Send Your Suggestions and Feed backs to

Feb 18, 2011

"The spinners could determine Australia's destiny" - Langer

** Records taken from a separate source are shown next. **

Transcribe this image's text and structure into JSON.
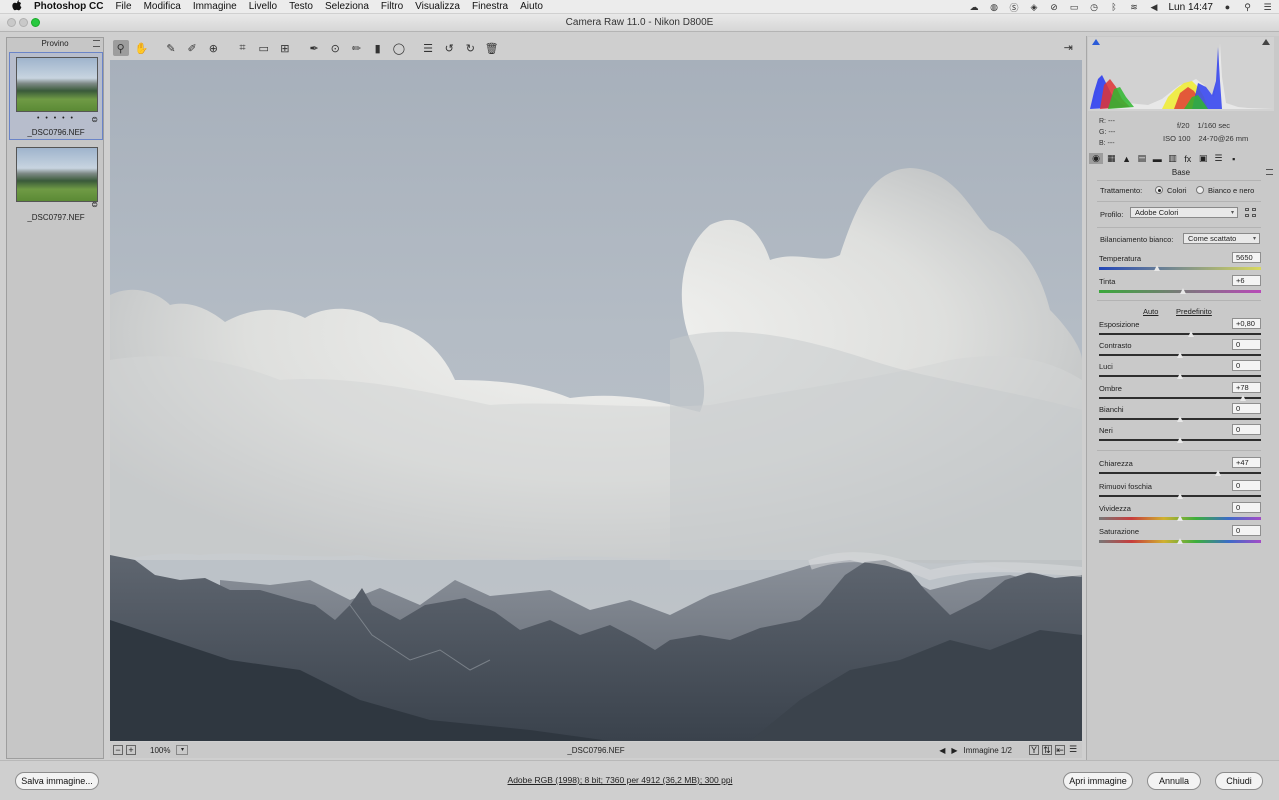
{
  "menubar": {
    "app": "Photoshop CC",
    "items": [
      "File",
      "Modifica",
      "Immagine",
      "Livello",
      "Testo",
      "Seleziona",
      "Filtro",
      "Visualizza",
      "Finestra",
      "Aiuto"
    ],
    "clock": "Lun 14:47",
    "status_icons": [
      "creative-cloud-icon",
      "sync-icon",
      "skype-icon",
      "dropbox-icon",
      "vpn-icon",
      "battery-icon",
      "time-machine-icon",
      "bluetooth-icon",
      "wifi-icon",
      "volume-icon",
      "user-icon",
      "spotlight-icon",
      "notifications-icon"
    ]
  },
  "window": {
    "title": "Camera Raw 11.0  -  Nikon D800E"
  },
  "filmstrip": {
    "title": "Provino",
    "items": [
      {
        "name": "_DSC0796.NEF",
        "stars": "• • • • •",
        "selected": true
      },
      {
        "name": "_DSC0797.NEF",
        "stars": "",
        "selected": false
      }
    ]
  },
  "toolbar": {
    "tools": [
      "zoom-icon",
      "hand-icon",
      "white-balance-icon",
      "color-sampler-icon",
      "targeted-adjustment-icon",
      "crop-icon",
      "straighten-icon",
      "transform-icon",
      "spot-removal-icon",
      "red-eye-icon",
      "adjustment-brush-icon",
      "graduated-filter-icon",
      "radial-filter-icon",
      "preferences-icon",
      "rotate-left-icon",
      "rotate-right-icon",
      "trash-icon"
    ]
  },
  "preview_status": {
    "zoom": "100%",
    "filename": "_DSC0796.NEF",
    "image_counter": "Immagine 1/2"
  },
  "histogram": {
    "rgb": {
      "r": "R:  ---",
      "g": "G:  ---",
      "b": "B:  ---"
    },
    "aperture": "f/20",
    "shutter": "1/160 sec",
    "iso": "ISO 100",
    "lens": "24-70@26 mm"
  },
  "panel": {
    "title": "Base",
    "treatment_label": "Trattamento:",
    "treatment_color": "Colori",
    "treatment_bw": "Bianco e nero",
    "profile_label": "Profilo:",
    "profile_value": "Adobe Colori",
    "wb_label": "Bilanciamento bianco:",
    "wb_value": "Come scattato",
    "auto": "Auto",
    "default": "Predefinito",
    "sliders": {
      "temperatura": {
        "label": "Temperatura",
        "value": "5650",
        "pos": 0.36
      },
      "tinta": {
        "label": "Tinta",
        "value": "+6",
        "pos": 0.52
      },
      "esposizione": {
        "label": "Esposizione",
        "value": "+0,80",
        "pos": 0.57
      },
      "contrasto": {
        "label": "Contrasto",
        "value": "0",
        "pos": 0.5
      },
      "luci": {
        "label": "Luci",
        "value": "0",
        "pos": 0.5
      },
      "ombre": {
        "label": "Ombre",
        "value": "+78",
        "pos": 0.89
      },
      "bianchi": {
        "label": "Bianchi",
        "value": "0",
        "pos": 0.5
      },
      "neri": {
        "label": "Neri",
        "value": "0",
        "pos": 0.5
      },
      "chiarezza": {
        "label": "Chiarezza",
        "value": "+47",
        "pos": 0.735
      },
      "rimuovi_foschia": {
        "label": "Rimuovi foschia",
        "value": "0",
        "pos": 0.5
      },
      "vividezza": {
        "label": "Vividezza",
        "value": "0",
        "pos": 0.5
      },
      "saturazione": {
        "label": "Saturazione",
        "value": "0",
        "pos": 0.5
      }
    }
  },
  "bottom": {
    "save": "Salva immagine...",
    "workflow": "Adobe RGB (1998); 8 bit; 7360 per 4912 (36,2 MB); 300 ppi",
    "open": "Apri immagine",
    "cancel": "Annulla",
    "close": "Chiudi"
  },
  "colors": {
    "accent": "#6a84c8",
    "window_bg": "#c9c9c9",
    "panel_bg": "#c9c9c9"
  }
}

World Cups, like Olympic gold medals, are special and every player would love to win one.
Four years is a long time to wait for a chance at World Cup glory and that is why it is such a coveted prize.
Like everything though, the bigger the prize, the bigger the pressure.
With so much time between World Cups, the building expectation and hope promotes a new level of intensity and competition, and the players can feel that.
Adding to the pressure of this year's tournament are the venues in India, Bangladesh and Sri Lanka.
The extra noise, the spinning pitches, the fast outfields, the hot, humid conditions, and the extreme fanaticism of the crowds in the sub-continent will add spice and intrigue to the competition.
Playing in India is never for the faint-hearted and with a World Cup on the line, the next six weeks is going to be a great spectacle.
Before a ball is bowled many questions are being asked.
Can Australia win their fourth consecutive Cup? Can England and South Africa win their first? Can India win on their home turf? Can Sri Lanka become the champions, like they did in 1996? Which team will cause the biggest upset of the tournament?
From Saturday, all these questions will be answered - but the team that ultimately triumphs will be the one whose superstars stand tall in the big games.
History shows that great players become so because they have the ability to excel when pressure is asking her most stringent questions.
Australia have won the last three World Cups on the back of extraordinary and inspirational performances in the big games.
Steve Waugh and Shane Warne in England in 1999 were breathtaking; during the 2003 South African campaign Adam Gilchrist, Ricky Ponting and Andrew Symonds were sublime throughout and in the West Indies last time around Matthew Hayden, Glenn McGrath and Gilly were outstanding .
That is not to say that the closest knit and most talented teams will not be the ones to watch, but when it really comes to the crunch, the eventual winner will the one whose stars shine the brightest.
With the tournament yet to start, it is really hard to pick the winner.
India have a plethora of stars; in particular Sachin Tendulkar, Virender Sehwag, Mahendra Dhoni, Harbhajan Singh and Zaheer Khan.
They know their conditions well and often play them perfectly. Whether they can live up to the incredible pressure of expectation remains to be seen, but on paper they look excellent.
South Africa  too have a well organized and experienced one-day team. Jacques Kallis, Dale Steyn, Graeme Smith and the in-form Hashim Amla are the backbone of a very fit and confident outfit and, as usual, they should be among the top teams here.
Any team which has the talent of Murali, Kumar Sangakkara and Mahela Jayawardene in it, and a home ground advantage as they have, should never be discounted and I believe Sri Lanka will be tough to beat, especially in Colombo.
Meanwhile, England, despite their problems during the seven one-dayers in Australia, showed during the Ashes that they are a tightly-knit, disciplined and talented team.
Their biggest challenge will be to remain clear-minded after such a long time on the road .
Three months in Australia followed by seven weeks in India is sure to be a distraction that Andrew Strauss, Andy Flower and his staff will need to manage.
Pakistan are always capable, and at times brilliant, but you are never quite sure of their consistency, while the West Indies boast some of the biggest names in the shortest version of the game.
Whether they can reproduce their Twenty20 brilliance on the biggest stage remains to be seen.
Disregarding their horrible form of the last 12 months, New Zealand always fight hard and Bangladesh, with their knowledge of the home conditions, could be the dark horse of the tournament.
While I don't think they can win the World Cup, they could easily shock a few of their opponents.
Of course Australia, with the chance to win four in a row, will also be tough.
With four genuinely fast bowlers, they will provide sleepless nights for many batsmen and with their experience and confidence they should be amongst the action come finals time.
Still ranked number one in the world, the way their middle order plays the spinners could determine their destiny here.
Just writing about each of the teams promotes an extra beat of the heart and I am sure this is not the first time over the next six weeks that the nerves will provide a reality check of just how tough this tournament will be.


No comments:

Post a Comment

Popular Posts